We'd converse for a bit, and every once in a while she'd sullenly come back to “I can't believe this is my apartment.” Also distressing was some unidentified yellow capsule that my mom found stuck in her afghan. She brought it to the nurse, who told her it probably fell when they tried to give it to her. The pill was discarded, with no explanation of what it was, and no record of whether or not my Aunt had gotten another in its place, or missed a scheduled dosage. The whole thing didn't inspire much confidence in the place, but it's all my aunt's insurance will cover. At least she's expressing interest in getting out of bed and going to activities, even if she didn't get up while we were there. I'll have to visit her again and see how she's doing, which of course depends on how my dad's surgery goes and, if all goes well, how long his recovery takes.

After we left my Aunts, it was on the the next nursing home. Uncle Jerry now uses a wheelchair since he was taking too long to get around with a walker, but he seemed very alert when we found him in the dining area with everyone else for Easter dinner. We left him to finish, and waited up in his room. When we went back downstairs to find him, the nurses must have brought him up in the elevator and we missed each other. Back upstairs, we spent some time with him as my mom washed his hands and clipped his nails. He was giggling and putting on a child's voice, and I think saying some things in Italian, though my mom said it was all gibberish. He definitely knew who I was, and was in the best spirits he'd ever been in. He remembered going to mass earlier and getting a rosary, and enjoyed a slice of apple pie my mom brought him.

After we left there, I took my parents to a local beach because my mom wanted to do something nice. She didn't come out and say it, but I know she's considering the possibility that this might be our last Easter together as a family. I got some photos of her with my dad while we were there. Then it was back home to our house, and to the nice dinner my mom had prepared earlier. There's something to be said for home, not just the familiar people and objects around us, but the actual room. My Uncle has a nice big room with wall to wall carpeting and full furniture and several sections. My Aunt has a room half that size, with linoleum floors and an open door to the hallway as though she's in a hospital. She's still mostly aware of her surroundings; he has complete dementia.
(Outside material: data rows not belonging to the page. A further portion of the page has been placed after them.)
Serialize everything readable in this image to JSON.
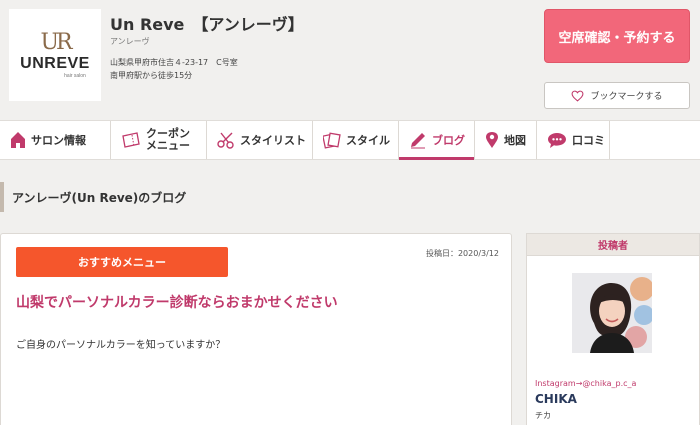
{
  "colors": {
    "accent": "#c03a6b",
    "reserve": "#f2677a",
    "category": "#f5562c",
    "page_bg": "#f1f0ee"
  },
  "salon": {
    "logo_mono": "UR",
    "logo_brand": "UNREVE",
    "logo_sub": "hair salon",
    "name": "Un Reve　【アンレーヴ】",
    "kana": "アンレーヴ",
    "address": "山梨県甲府市住吉４-23-17　C号室",
    "access": "南甲府駅から徒歩15分"
  },
  "actions": {
    "reserve_label": "空席確認・予約する",
    "bookmark_label": "ブックマークする"
  },
  "tabs": [
    {
      "label": "サロン情報",
      "icon": "home-icon"
    },
    {
      "label_line1": "クーポン",
      "label_line2": "メニュー",
      "icon": "ticket-icon"
    },
    {
      "label": "スタイリスト",
      "icon": "scissors-icon"
    },
    {
      "label": "スタイル",
      "icon": "cards-icon"
    },
    {
      "label": "ブログ",
      "icon": "pencil-icon",
      "active": true
    },
    {
      "label": "地図",
      "icon": "map-pin-icon"
    },
    {
      "label": "口コミ",
      "icon": "speech-bubble-icon"
    }
  ],
  "section": {
    "title": "アンレーヴ(Un Reve)のブログ"
  },
  "post": {
    "category": "おすすめメニュー",
    "date": "投稿日：2020/3/12",
    "title": "山梨でパーソナルカラー診断ならおまかせください",
    "body": "ご自身のパーソナルカラーを知っていますか？"
  },
  "author": {
    "heading": "投稿者",
    "instagram": "Instagram→@chika_p.c_a",
    "name": "CHIKA",
    "kana": "チカ"
  }
}
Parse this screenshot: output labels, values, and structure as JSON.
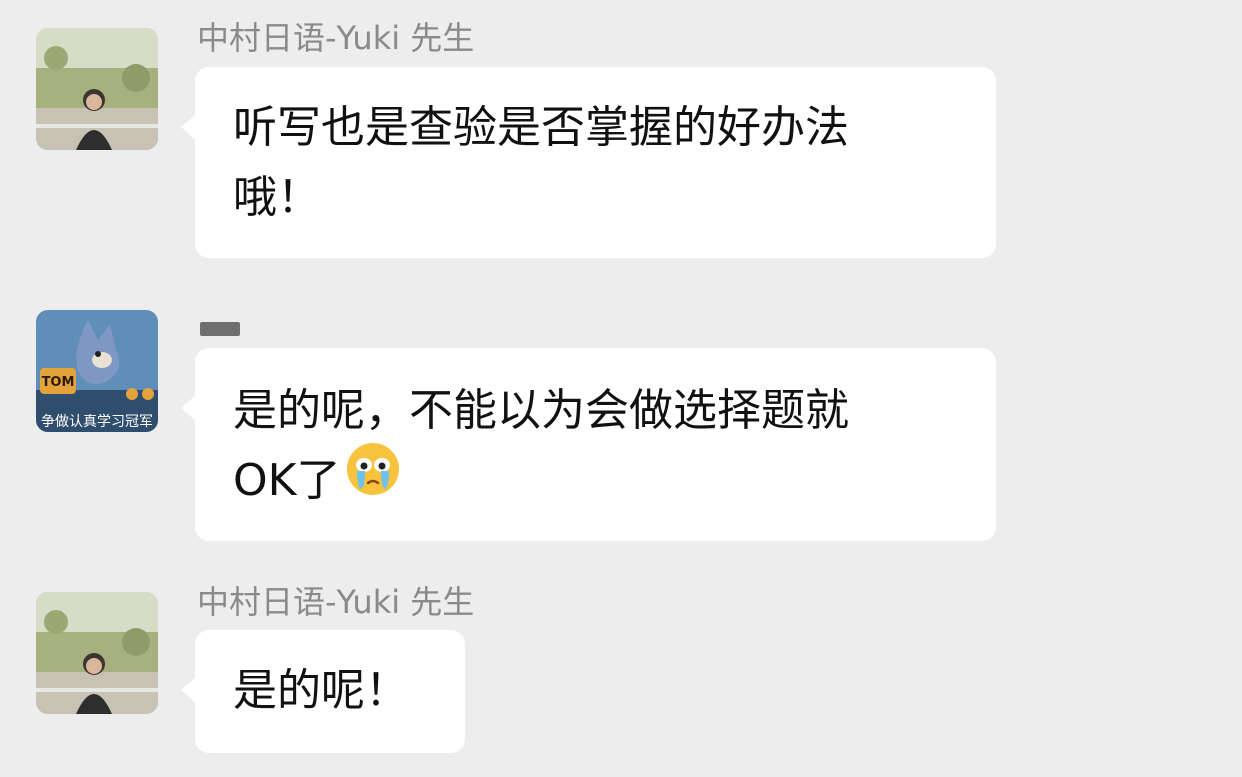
{
  "messages": [
    {
      "sender": "中村日语-Yuki 先生",
      "avatar": "teacher-photo-avatar",
      "lines": [
        "听写也是查验是否掌握的好办法",
        "哦！"
      ]
    },
    {
      "sender": "",
      "avatar": "tom-cat-avatar",
      "avatar_text": "TOM",
      "avatar_caption": "争做认真学习冠军",
      "lines": [
        "是的呢，不能以为会做选择题就",
        "OK了"
      ],
      "emoji": "crying-face-emoji"
    },
    {
      "sender": "中村日语-Yuki 先生",
      "avatar": "teacher-photo-avatar",
      "lines": [
        "是的呢！"
      ]
    }
  ]
}
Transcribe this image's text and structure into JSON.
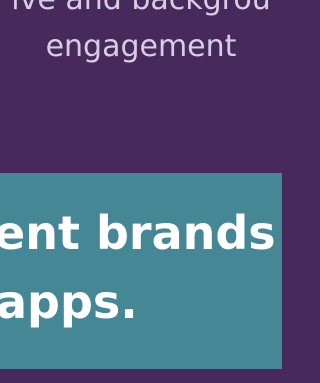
{
  "top": {
    "line1": "ive and backgrou",
    "line2": "engagement"
  },
  "band": {
    "line1": "ent brands",
    "line2": "apps."
  },
  "colors": {
    "background": "#472a5b",
    "band": "#458795",
    "top_text": "#d9cde6",
    "band_text": "#ffffff"
  }
}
In both cases, despite the things they managed to keep, or the things their family kept for them, those objects aren't enough to disguise either room. The longer you call a place home, the harder it is to say goodbye, especially when the choice isn't yours. I'm grateful for my home, as well as my youth and freedom, and I'm thankful that, for all their health woes, my folks are both still sharp as tacks. I know I'm a little bit “off”, more than a bit shy and socially awkward, but I hope I inherited the same mental genes as my parents, and not the ones that hit their respective siblings. I still want to be capable and as in control of my own destiny as possible when I reach that age. I don't want to look around a strange room one day and say, “I can't believe this is my apartment.”


Blogger Lorna said...

You just put yourself out there, don't you? It's very endearing.

4/06/2010 1:03 AM  
Blogger b13 said...

Chin up. Hang in there.

4/06/2010 3:13 PM  

Post a Comment

<< Home